In fact, US$140.6 million or just over half the yacht’s price tag was paid in early June 2014 using proceeds of a US$239.9 million Deutsche Bank bridging loan taken by 1MDB’s then 100%-owned unit 1MDB Energy Holdings Ltd (1MEHL) on May 26, 2014, according to information from Sitpah Selvaratnam, from the firm Tommy Thomas Advocates & Solicitors and lauded as one of Malaysia’s best maritime lawyers. [See Chart 4]

Two days after getting the loan, 1MEHL transferred most of the cash to Aabar BVI (British Virgin Islands), also known as the fake Aabar. The money then went through Affinity Equity and Alpha Synergy before reaching Jho Low, who on June 3, 2014 transferred US$140.6 million to WorldView for the fourth and final payment of the yacht. The earlier three tranches originating from 1MDB also went to WorldView.

“WorldView Ltd is a family trust of which only the Low family are beneficial owners of,” according to Low’s email in June 2015 to a lawyer at Hill Dickinson LLP and a senior BSI banker cited in the 251-page filing by the US Department of Justice (DoJ) in June 2017 to seize 1MDB assets, including the Equanimity.

The same filing said Jho Low and his parents Low Hock Peng (LHP) and Evelyn Goh Gaik Ewe on Sept 9, 2013 flew from Barcelona to Rotterdam — near where the Equanimity was being built — to view the shipyard and the yacht the following day.

The DoJ filing also said Jho Low laundered over US$200 million in misappropriated funds traceable to 1MDB’s 2013 bond sale into a US account belonging to US-based law firm DLA Piper.

The US$29.1 million second payment for Equanimity made on Feb 5 and 18 as well as April 2, 2014 was part of the US$56.5 million that went from DLA Piper’s account to LHP — who with Jho Low participated in the Condor joint venture (JV) through Strategic Resources (Global) Ltd (SRG) to acquire Houston-based Coastal Energy with International Petroleum Investment Co (Ipic) and Ipic’s Spanish unit Compañía Española de Petróleos SA.

The first and third tranches of payments for Equanimity made on Jan 7, 2014 and April 11, 2014 originated from US$2.72 billion bond proceeds raised in March 2013 by 1MDB Global Investment Ltd, which found their way to another Jho Low-linked offshore entity, Tanore Finance Corp.

The bond proceeds were intended for a JV with Ipic’s unit Aabar Investments PJS called Abu Dhabi Malaysia Investment Co. But instead of funding the Tun Razak Exchange development, the cash ended at Tanore instead. The money in the Tanore account was also used to buy artworks and the Park Lane hotel in New York, according to the DoJ filing.

When questioned by reporters yesterday, former prime minister Datuk Seri Najib Razak said he has never been on the Equanimity and has no knowledge that the yacht was bought using 1MDB money.

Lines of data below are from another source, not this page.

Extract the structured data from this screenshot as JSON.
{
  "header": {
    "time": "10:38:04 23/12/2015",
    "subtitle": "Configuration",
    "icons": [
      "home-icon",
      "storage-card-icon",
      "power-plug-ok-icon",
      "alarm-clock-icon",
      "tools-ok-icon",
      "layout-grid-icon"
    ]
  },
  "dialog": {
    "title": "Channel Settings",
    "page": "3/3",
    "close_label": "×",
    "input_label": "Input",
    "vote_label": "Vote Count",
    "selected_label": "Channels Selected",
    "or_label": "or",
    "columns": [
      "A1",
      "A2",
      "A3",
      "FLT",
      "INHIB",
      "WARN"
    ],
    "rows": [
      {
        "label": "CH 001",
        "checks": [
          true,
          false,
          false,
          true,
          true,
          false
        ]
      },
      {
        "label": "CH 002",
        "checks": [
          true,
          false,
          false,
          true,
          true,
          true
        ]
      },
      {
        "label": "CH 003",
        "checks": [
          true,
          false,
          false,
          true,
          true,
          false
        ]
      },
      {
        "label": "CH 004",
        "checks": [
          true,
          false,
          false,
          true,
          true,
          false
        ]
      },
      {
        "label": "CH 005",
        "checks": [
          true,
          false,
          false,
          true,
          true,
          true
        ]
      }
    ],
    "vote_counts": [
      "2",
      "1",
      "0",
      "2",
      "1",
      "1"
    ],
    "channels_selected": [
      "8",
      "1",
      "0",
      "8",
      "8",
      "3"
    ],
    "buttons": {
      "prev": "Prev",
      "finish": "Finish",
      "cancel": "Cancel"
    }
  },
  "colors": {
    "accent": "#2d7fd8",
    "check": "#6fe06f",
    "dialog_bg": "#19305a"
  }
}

“Why we didn’t pursue [to get back the yacht] earlier [was] because we were interested in the full settlement with United Arab Emirates on Ipic … that is worth much more than this Equanimity. That is the biggest sum; we wanted [this] big settlement to be settled first, that’s why we didn’t pursue the yacht,” Najib said,  adding that the Equanimity “is being used as a populist move”.

“I have no knowledge whatsoever as to the yacht and also the yacht itself is subject to litigation. It’s not a clear-cut matter,” Najib added.